I’ve been thinking about my skiing trip and wondering if there’s anything about skiing that compares with the experience of getting to know someone. I’m talking about when two strangers get to know each other, one male and one female, and neither of them wants to take it too fast and both want to know they can turn or put the brakes on whenever they want.
This year I’m at the stage where I can ski a few blue runs at my intermediate novice stage. That’s two up from the nursery slopes so I’m not a complete beginner any more. Someone in the group above me said something about not being a passenger on the skis and how you have to control them, ride them.
Life and love and friendship can be like that too, although I always enjoy that freefall feeling of being a passenger – letting the emotions just take me and whoever I’m with, the same way you can let the slope and the skis just take you. The danger is, until you get in the ‘group above’ there’s no control over the speed; it all just happens and if you’re not careful you can hit a tree or go over the emotional edge.
I try never to ski out of control but sometimes it’s real fun to feel the wind on your face as you learn to shift your weight to turn. If you go down the same run a few times, you can get to know whereabouts you can go fast because there’s a flat bit ahead that’s going to help you ease off. If it gets really steep, there’s always the option of walking down.
Can that relate to relationships? To a friendship you don’t want going so fast that you loose sight of each other and/or it becomes more frightening than enjoyable? There are definitely routes we’ve all been down before and we know where we can safely become a passenger to our emotions. There are also unique bumps and curves (and how pleasing they are!) with every individual and those can take time to discover and learn about.
Once again, I have no answers and I’m just thinking aloud. I’m a blue level skier and I feel a bit like a blue level friend, especially where no one’s totally running the show; feelings just run high and low and you don’t know where until those months or years of knowledge and trust are built up. Where the snow is nice and it’s a good gradient, it’s the best thing ever. When it gets unexpectedly icy or there’s a blizzard you weren’t expecting, or even when the light goes flat, only experience can make a real difference.

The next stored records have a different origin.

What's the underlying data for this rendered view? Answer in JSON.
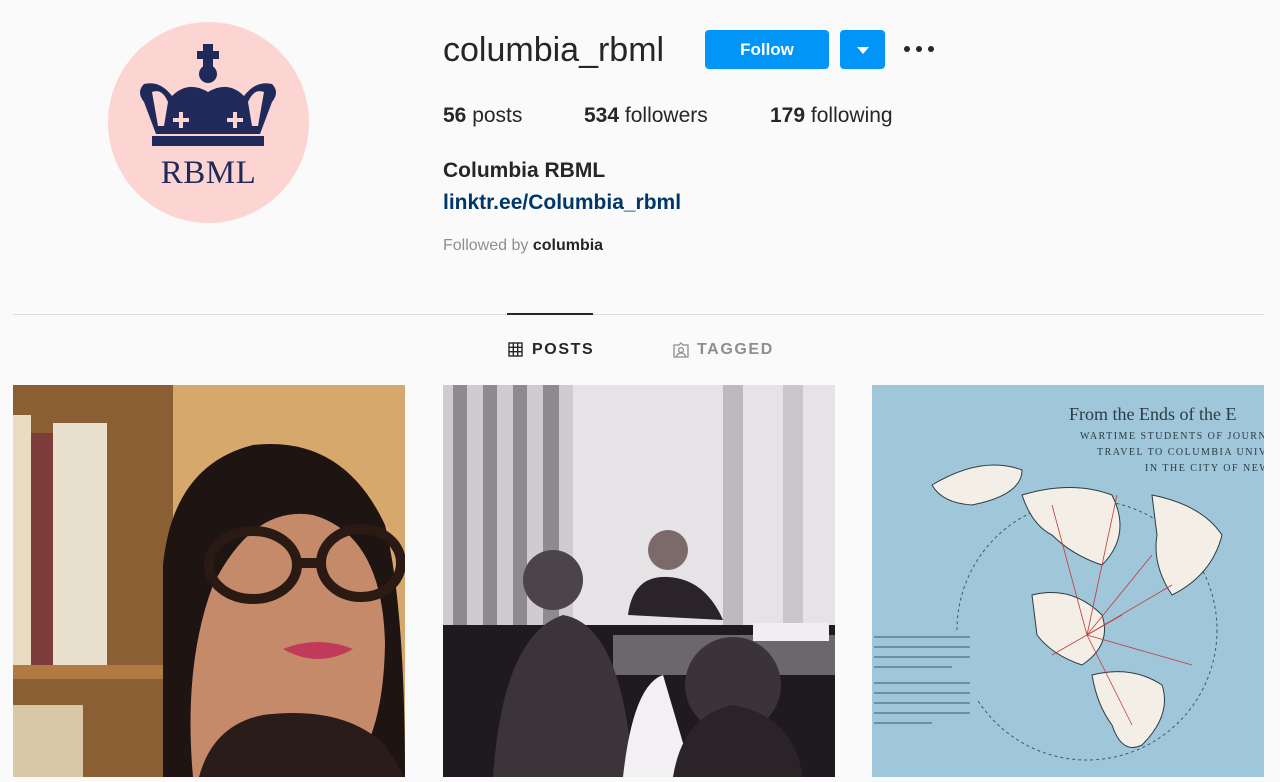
{
  "profile": {
    "username": "columbia_rbml",
    "avatar_text": "RBML",
    "full_name": "Columbia RBML",
    "link": "linktr.ee/Columbia_rbml",
    "followed_by_prefix": "Followed by",
    "followed_by_user": "columbia"
  },
  "actions": {
    "follow_label": "Follow",
    "dropdown_icon": "chevron-down-icon",
    "more_icon": "more-options-icon"
  },
  "stats": {
    "posts_count": "56",
    "posts_label": "posts",
    "followers_count": "534",
    "followers_label": "followers",
    "following_count": "179",
    "following_label": "following"
  },
  "tabs": [
    {
      "label": "POSTS",
      "icon": "grid-icon",
      "active": true
    },
    {
      "label": "TAGGED",
      "icon": "tagged-icon",
      "active": false
    }
  ],
  "posts": [
    {
      "kind": "photo",
      "subject": "portrait"
    },
    {
      "kind": "photo",
      "subject": "meeting"
    },
    {
      "kind": "map",
      "title": "From the Ends of the E",
      "line1": "WARTIME STUDENTS OF JOURN",
      "line2": "TRAVEL TO COLUMBIA UNIV",
      "line3": "IN THE CITY OF NEW"
    }
  ],
  "colors": {
    "accent": "#0095f6",
    "link": "#00376b",
    "avatar_bg": "#fcd5d3",
    "crown": "#1f2a5b",
    "map_bg": "#9fc6d9"
  }
}
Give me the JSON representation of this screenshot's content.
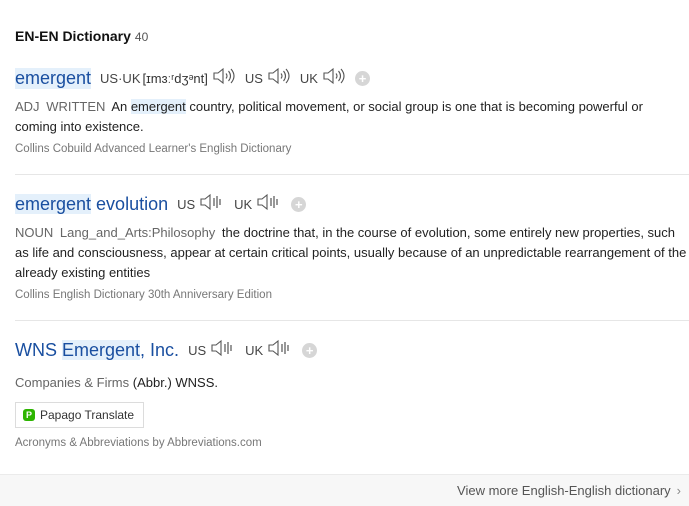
{
  "section": {
    "title": "EN-EN Dictionary",
    "count": "40"
  },
  "entries": [
    {
      "headword_parts": [
        "emergent"
      ],
      "pron_label": "US·UK",
      "pron": "[ɪmɜːʳdʒᵊnt]",
      "audio": [
        "US",
        "UK"
      ],
      "def_pos": "ADJ",
      "def_tag": "WRITTEN",
      "def_parts": [
        "An ",
        "emergent",
        " country, political movement, or social group is one that is becoming powerful or coming into existence."
      ],
      "source": "Collins Cobuild Advanced Learner's English Dictionary"
    },
    {
      "headword_parts": [
        "emergent",
        " evolution"
      ],
      "audio": [
        "US",
        "UK"
      ],
      "def_pos": "NOUN",
      "def_tag": "Lang_and_Arts:Philosophy",
      "definition": "the doctrine that, in the course of evolution, some entirely new properties, such as life and consciousness, appear at certain critical points, usually because of an unpredictable rearrangement of the already existing entities",
      "source": "Collins English Dictionary 30th Anniversary Edition"
    },
    {
      "headword_parts": [
        "WNS ",
        "Emergent",
        ", Inc."
      ],
      "audio": [
        "US",
        "UK"
      ],
      "category": "Companies & Firms",
      "definition": "(Abbr.) WNSS.",
      "translate_label": "Papago Translate",
      "source": "Acronyms & Abbreviations by Abbreviations.com"
    }
  ],
  "footer": {
    "more_label": "View more English-English dictionary"
  },
  "icons": {
    "speaker": "speaker-icon",
    "add": "plus-icon",
    "translate": "papago-icon",
    "chevron": "chevron-right-icon"
  }
}
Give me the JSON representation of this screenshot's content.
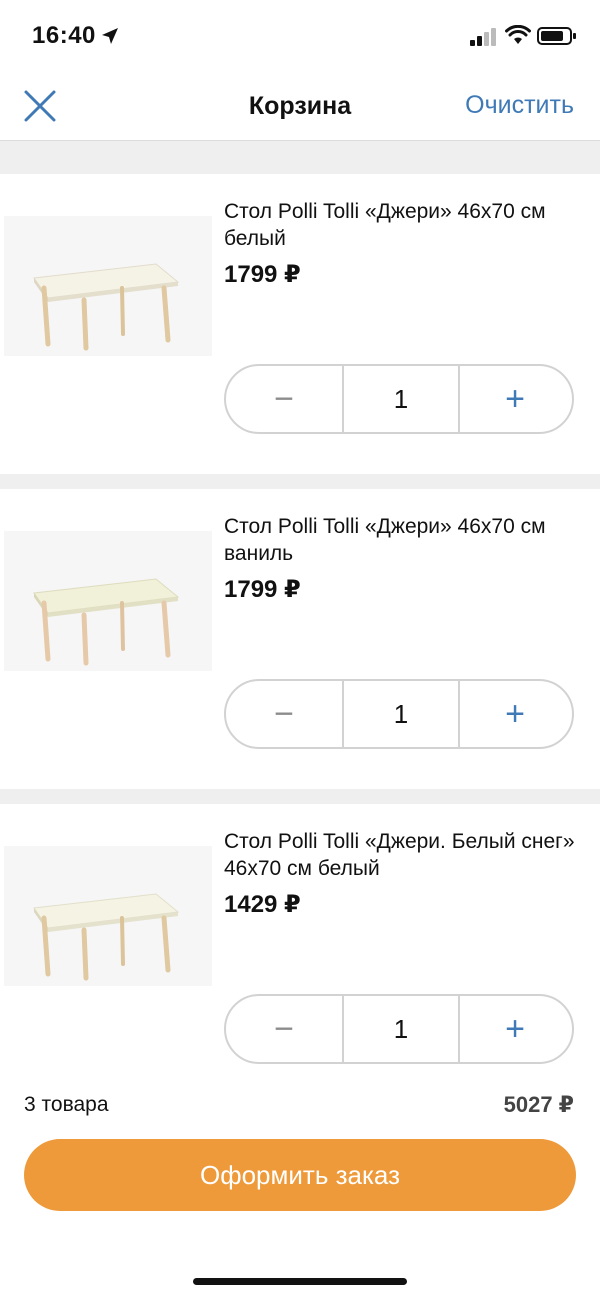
{
  "status": {
    "time": "16:40"
  },
  "nav": {
    "title": "Корзина",
    "clear_label": "Очистить"
  },
  "items": [
    {
      "title": "Стол Polli Tolli  «Джери» 46х70 см белый",
      "price": "1799 ₽",
      "qty": "1",
      "top_color": "#f5f2e6"
    },
    {
      "title": "Стол Polli Tolli  «Джери» 46х70 см ваниль",
      "price": "1799 ₽",
      "qty": "1",
      "top_color": "#f1f0d8"
    },
    {
      "title": "Стол Polli Tolli «Джери. Белый снег» 46х70 см белый",
      "price": "1429 ₽",
      "qty": "1",
      "top_color": "#f5f3e4"
    }
  ],
  "stepper": {
    "minus": "−",
    "plus": "+"
  },
  "footer": {
    "count": "3 товара",
    "total": "5027 ₽",
    "checkout_label": "Оформить заказ"
  },
  "colors": {
    "accent": "#3f7ab6",
    "checkout": "#ee9a3a",
    "separator": "#efefef"
  }
}
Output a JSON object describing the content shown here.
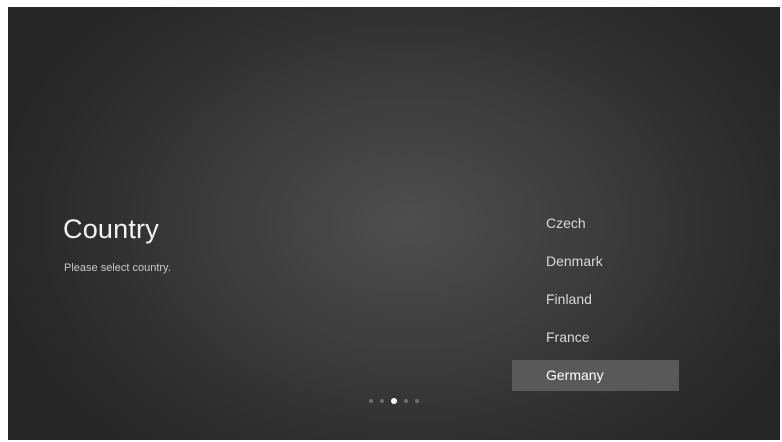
{
  "setup": {
    "title": "Country",
    "subtitle": "Please select country.",
    "countries": [
      {
        "label": "Czech",
        "selected": false
      },
      {
        "label": "Denmark",
        "selected": false
      },
      {
        "label": "Finland",
        "selected": false
      },
      {
        "label": "France",
        "selected": false
      },
      {
        "label": "Germany",
        "selected": true
      }
    ],
    "pagination": {
      "total_steps": 5,
      "current_step": 3
    }
  },
  "colors": {
    "background": "#3a3a3a",
    "selected_item": "#595959",
    "text_primary": "#f2f2f2",
    "text_secondary": "#c9c9c9"
  }
}
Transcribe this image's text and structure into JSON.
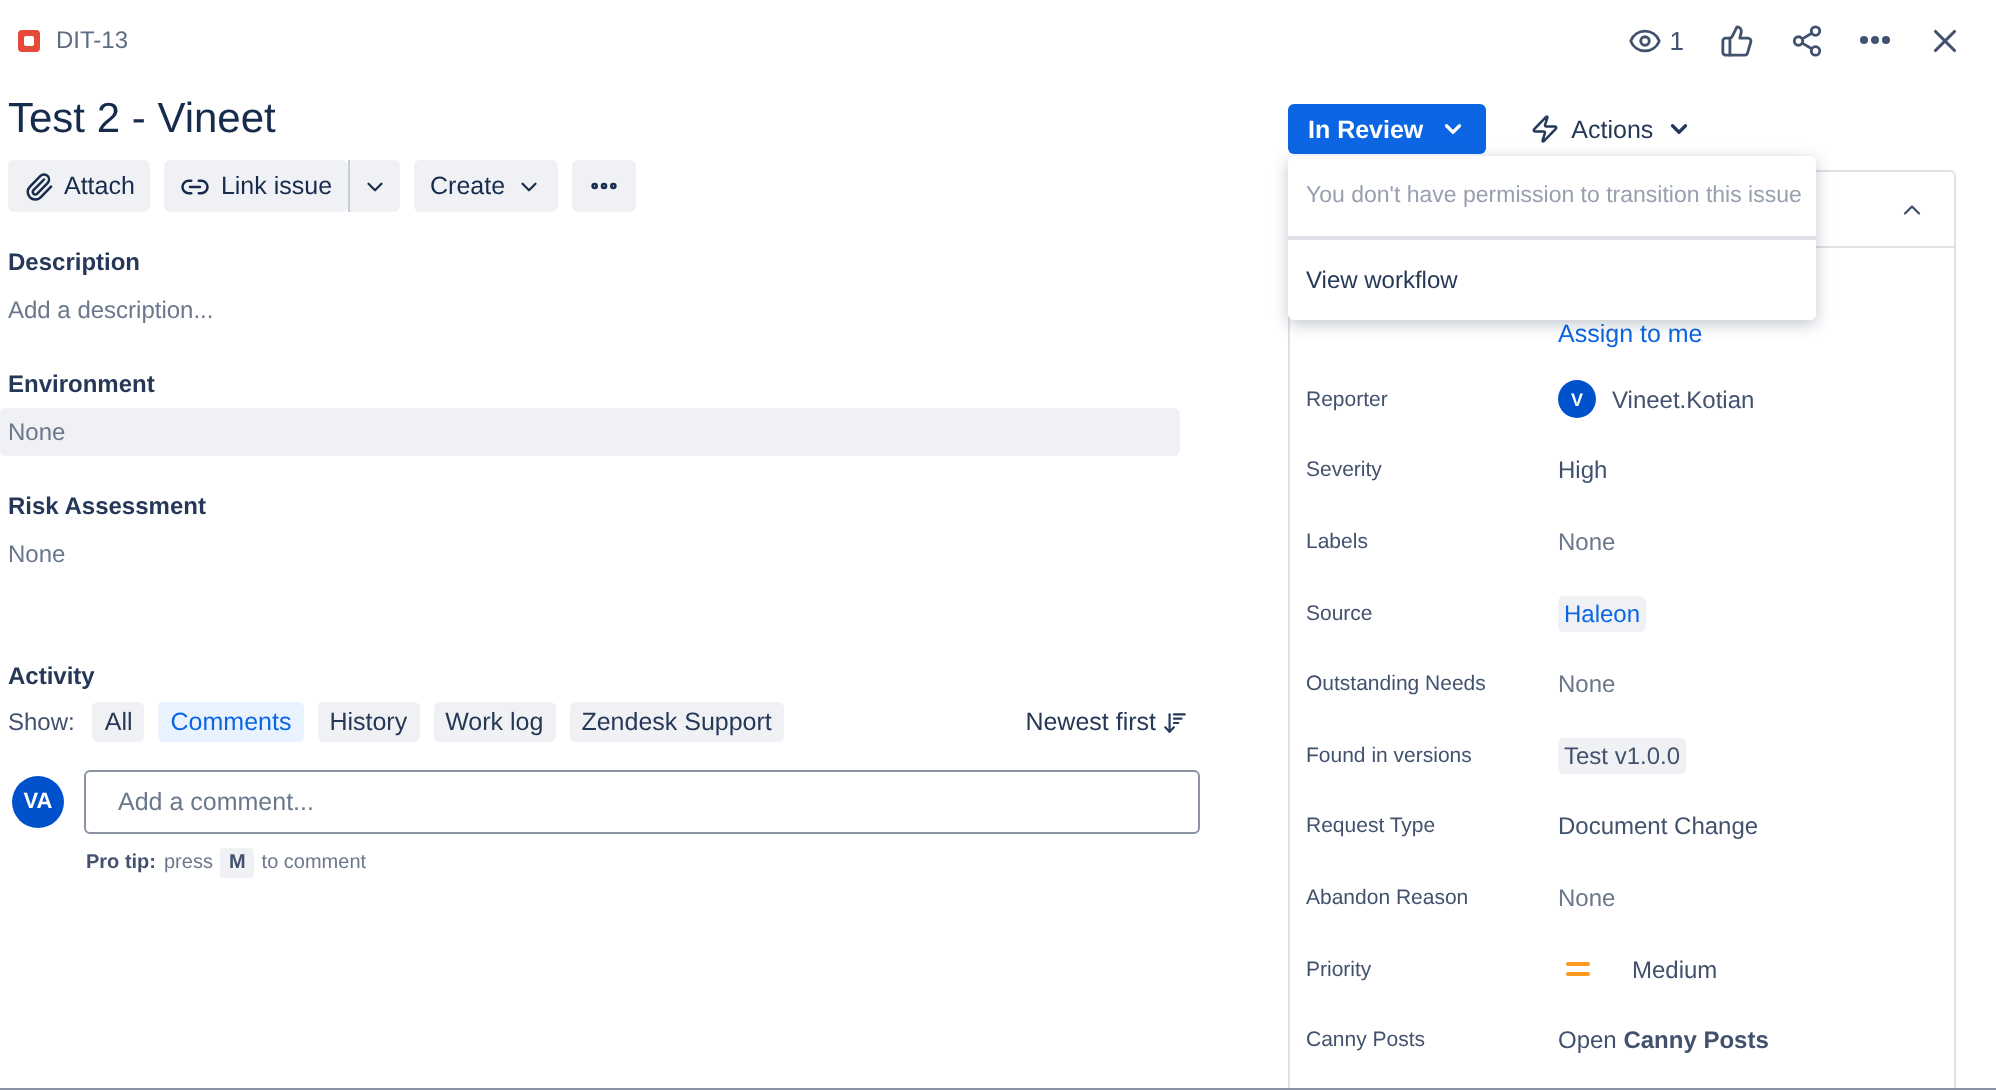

An internet buddy of mine, Palmer, posted “Things I’ve learned to plagiarize” on a discussion board elsewhere and they are all so excellent. Two of them in particular seem kind of appropriate so I want to write them again, here:
I’ve learned that true friendship continues to grow, even over the longest distance. Same goes for true love.
I’ve learned that my best friend and I can do anything or nothing and have the best time.
Oh, yes. Simply, yes.